Unpublished materials authored or otherwise produced by the creator(s) of this collection are in the public domain. There are no restrictions on use. Copyright status for other collection materials is unknown. Transmission or reproduction of materials protected by U.S. Copyright Law (Title 17, U.S.C.) beyond that allowed by fair use requires the written permission of the copyright owners. Works not in the public domain cannot be commercially exploited without permission of the copyright owners.
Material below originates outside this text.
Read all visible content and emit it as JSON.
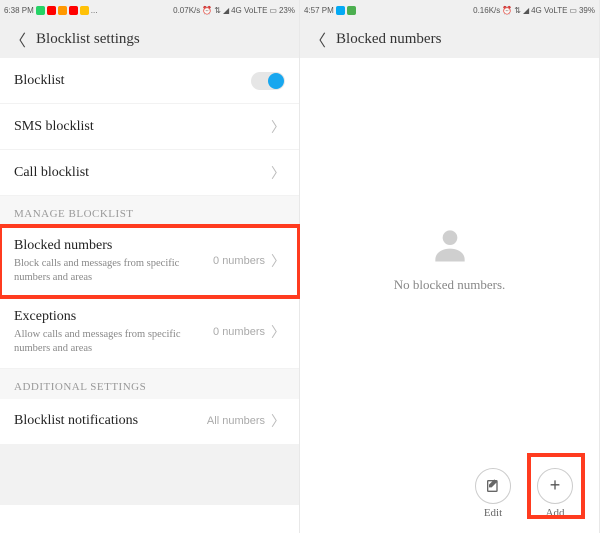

Responsibility for any use rests exclusively with the user.

Immediate Source of Acquisition

Gift of Maria Trumbull Dana, 1938-1939; and from others and through purchases, 1939-1984.

Arrangement

Arranged in four series: I. Correspondence, 1775-1842. II. Business Papers, 1777-1841. III. Personal and Family Papers, 1750-1896. IV. Theodore Sizer's Files, 1773-1961.

Extent

5.25 Linear Feet (17 boxes)

Language of Materials

English

Catalog Record

A record for this collection is available in Orbis, the Yale University Library catalog

Persistent URL

https://hdl.handle.net/10079/fa/mssa.ms.0506

Overview

The papers consist of correspondence, legal and financial records, and writings which document the artistic career, business ventures, and personal life of John Trumbull. The papers also include correspondence, diaries, and financial and legal records of other Trumbull family members and of related Huntington, Lanman, Silliman, and Wadsworth family members. Files of Theodore Sizer containing his research material and writings on John Trumbull are also in the papers.

Biographical / Historical

John Trumbull was born in Lebanon, Connecticut in 1756. He graduated from Harvard College in 1773. From 1775 through 1779 Trumbull served with the revolutionary forces in various capacities, including a brief appointment as an aide-de-camp to George Washington. During the 1780s Trumbull studied and painted in London and on the Continent and began the works on historical subjects which would eventually earn him the reputation of painter of the Revolution. In 1824 Trumbull installed his paintings in the United States Capitol. A collection of Trumbull's work became the center around which the Yale Art Gallery was formed. Trumbull also served as a private secretary to John Jay during negotiations which ended in Jay's Treaty. In 1817 he became president of the American Academy of Fine Arts. Trumbull died in 1843 in New Haven, Connecticut.

Separated Materials

The originals of Painting: Prime, Mary Rutherford (Jay), pallets used for portrait (Series II, box 4, folder 64) were transferred to the Yale Art Gallery.
Title
Guide to the John Trumbull Papers
Status
Under Revision
Author
compiled by Diane E. Kaplan
Date
March 1991
Description rules
Describing Archives: A Content Standard
Language of description note
Finding aid written in English.

Part of the Manuscripts and Archives Repository

Contact:
Yale University Library
P.O. Box 208240
New Haven CT 06520-8240 US
(203) 432-1735
(203) 432-7441 (Fax)

Location

Sterling Memorial Library
Room 147
120 High Street
New Haven, CT 06511

Opening Hours